Harvard Receives Most In Non-Federal Funding
For the 23rd time in nearly three decades, Harvard last year received more money in contributions than any other university in the nation, according to the latest tally by the Council for Economic Aid to Education.
Harvard garnered $145.6 million, topping runner-up Stanford by more than $20 million, the private, New York-based group found.
The council's report, which will be issued next month, reflects figures from 1984-85, the latest available records.
Alumni donations totalling $56.2 million and foundation grants of $32.9 million accounted for more than half of Harvard's total share. Corporations gave $28.4 million, while non-alumni individuals contributed $17.2. Other donors, including various associations, totalled $11.0 million.
"Harvard has very loyal alumni, a lot of rich friends, and an excellent fundraising network," said the Council Vice President Anne F. Decker, explaining the consistent level of contributions to the University. "Also, a lot of foundations want to support Harvard because the educational programs there are so interesting," said Decker, who oversaw the report's preparation.
John Shattuck, Harvard's vice president for government and public affairs, also attributed much of Harvard's fundraising success to alumni support.
"Private donations are most significant for Harvard. Corporate donations, while significant, aren't as important," Shattuck said. Harvard came in seventh in corporate contributions.

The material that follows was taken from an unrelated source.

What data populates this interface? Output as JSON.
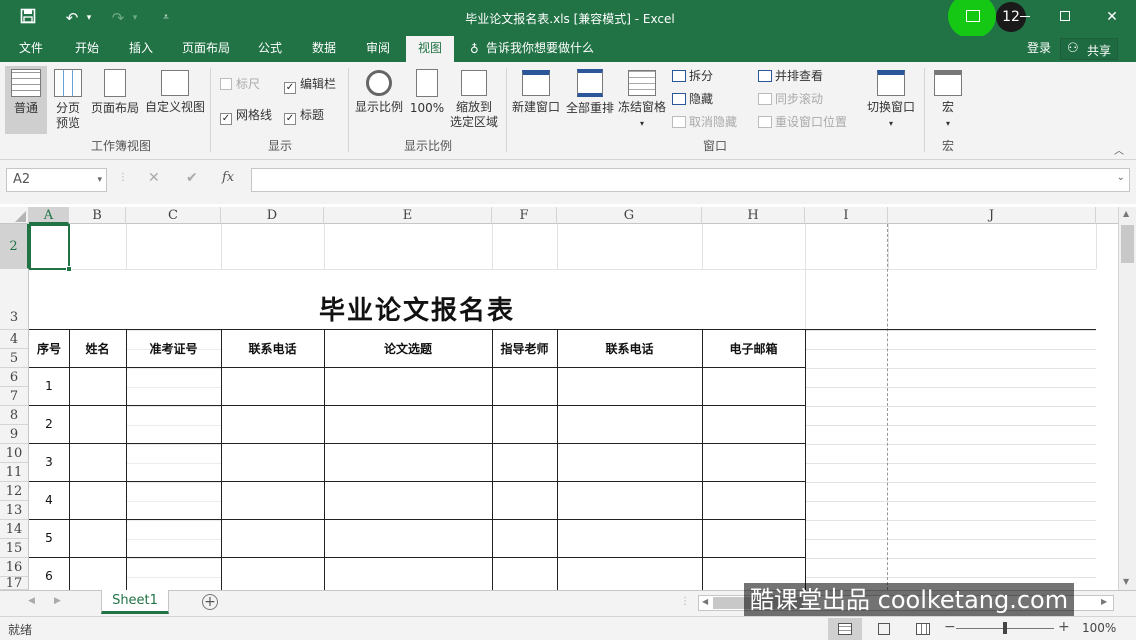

"Harvard alumni are extremely important to the quality of education here," Shattuck said. They have been "impressedby the fact that Harvard has a need-blindadmissions policy" and by the University'swidespread financial aid grants, he said.
In addition, Shattuck said that "there is asense that Harvard is a preeminent institutionthat is worth supporting."

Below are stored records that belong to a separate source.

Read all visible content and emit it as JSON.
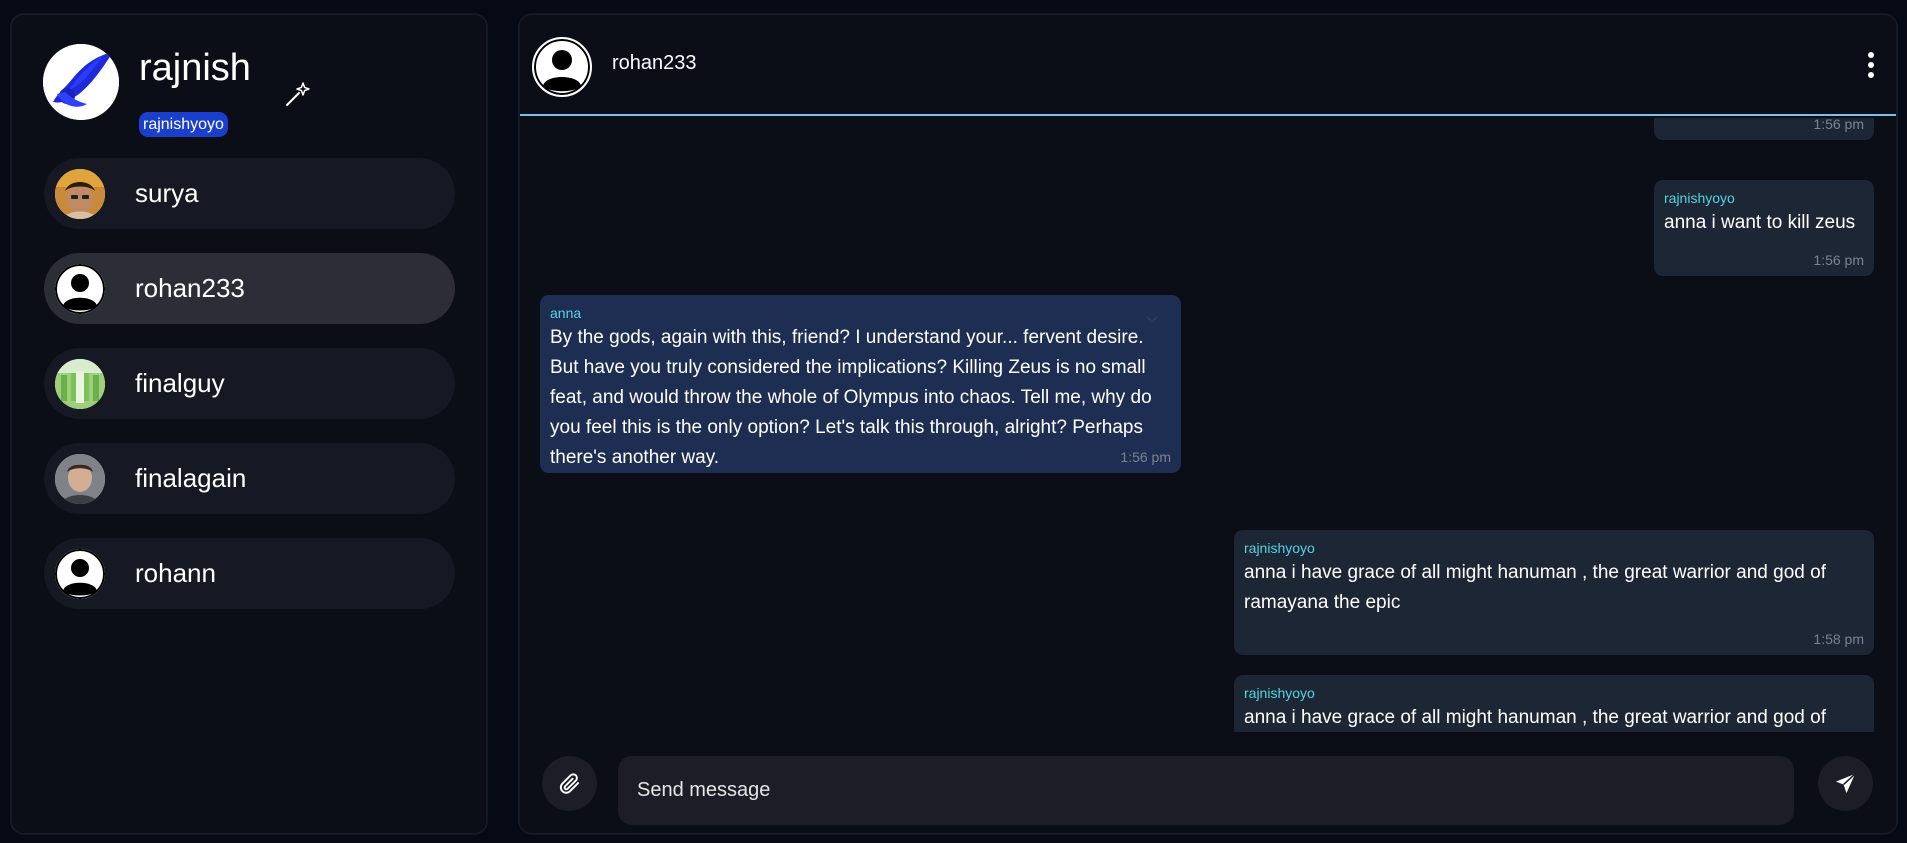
{
  "profile": {
    "name": "rajnish",
    "handle": "rajnishyoyo",
    "avatar_icon": "blue-spirit-avatar",
    "action_icon": "magic-wand-icon"
  },
  "contacts": [
    {
      "name": "surya",
      "avatar": "photo"
    },
    {
      "name": "rohan233",
      "avatar": "default-user"
    },
    {
      "name": "finalguy",
      "avatar": "photo"
    },
    {
      "name": "finalagain",
      "avatar": "photo"
    },
    {
      "name": "rohann",
      "avatar": "default-user"
    }
  ],
  "chat": {
    "header_name": "rohan233",
    "menu_icon": "vertical-dots-icon",
    "messages": [
      {
        "direction": "out",
        "sender": "",
        "text": "",
        "time": "1:56 pm"
      },
      {
        "direction": "out",
        "sender": "rajnishyoyo",
        "text": "anna i want to kill zeus",
        "time": "1:56 pm"
      },
      {
        "direction": "in",
        "sender": "anna",
        "text": "By the gods, again with this, friend? I understand your... fervent desire. But have you truly considered the implications? Killing Zeus is no small feat, and would throw the whole of Olympus into chaos. Tell me, why do you feel this is the only option? Let's talk this through, alright? Perhaps there's another way.",
        "time": "1:56 pm"
      },
      {
        "direction": "out",
        "sender": "rajnishyoyo",
        "text": "anna i have grace of all might hanuman , the great warrior and god of ramayana the epic",
        "time": "1:58 pm"
      },
      {
        "direction": "out",
        "sender": "rajnishyoyo",
        "text": "anna i have grace of all might hanuman , the great warrior and god of",
        "time": ""
      }
    ]
  },
  "composer": {
    "placeholder": "Send message",
    "attach_icon": "paperclip-icon",
    "send_icon": "send-icon"
  },
  "colors": {
    "background": "#050a14",
    "panel": "#0b0d17",
    "active_contact": "#2c2d37",
    "incoming_bubble": "#1d2e52",
    "outgoing_bubble": "#1d2634",
    "sender_name": "#56d4e3",
    "handle_badge": "#1a3fcc",
    "header_divider": "#79c3ea"
  }
}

The last time Harvard did not receive the mostdonations was in 1979-80, when Emory Universityreceived a $100 million grant. Harvard finishedsecond that year, Decker said.
Fred L. Glimp '50, vice president for alumniaffairs and development, said some alumnicontributions to the $350 Harvard Campaign, whichended in 1984 after raising $359 million, arereflected in the report. "Over the past sevenyears our total receipts have been going up fairlyrapidly, largely because of the campaign," Glimpsaid.

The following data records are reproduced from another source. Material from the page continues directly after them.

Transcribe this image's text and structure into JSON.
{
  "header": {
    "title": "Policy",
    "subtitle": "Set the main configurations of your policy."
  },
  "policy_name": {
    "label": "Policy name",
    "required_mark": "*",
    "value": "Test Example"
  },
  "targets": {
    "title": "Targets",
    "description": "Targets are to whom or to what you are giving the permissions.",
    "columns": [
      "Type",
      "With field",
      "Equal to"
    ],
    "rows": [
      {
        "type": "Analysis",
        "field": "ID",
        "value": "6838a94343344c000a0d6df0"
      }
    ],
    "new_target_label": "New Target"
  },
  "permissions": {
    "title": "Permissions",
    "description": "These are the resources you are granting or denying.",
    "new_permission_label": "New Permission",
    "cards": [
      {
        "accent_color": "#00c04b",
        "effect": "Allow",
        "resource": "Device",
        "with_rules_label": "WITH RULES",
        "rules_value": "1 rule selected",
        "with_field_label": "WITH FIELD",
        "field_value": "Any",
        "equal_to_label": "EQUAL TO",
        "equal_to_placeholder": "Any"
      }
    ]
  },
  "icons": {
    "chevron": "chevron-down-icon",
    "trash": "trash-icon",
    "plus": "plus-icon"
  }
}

But Glimp added that several faculties notincluded in the fund drive, such as law andmedicine, also showed increases.
The report also showed that universities havebeen receiving more corporate contributions inrecent years. The 13 percent rise reflected in thestudy means that corporations now donate $6.32billion annually to universities.
The University has managed to escape manyadverse effects of recent cuts in federal aid toeducation because of generous alumni and asuccessful endowment, now at $3.5 billion,Shattuck said. The size of donations means Harvardcan rely less than other schools on federal aid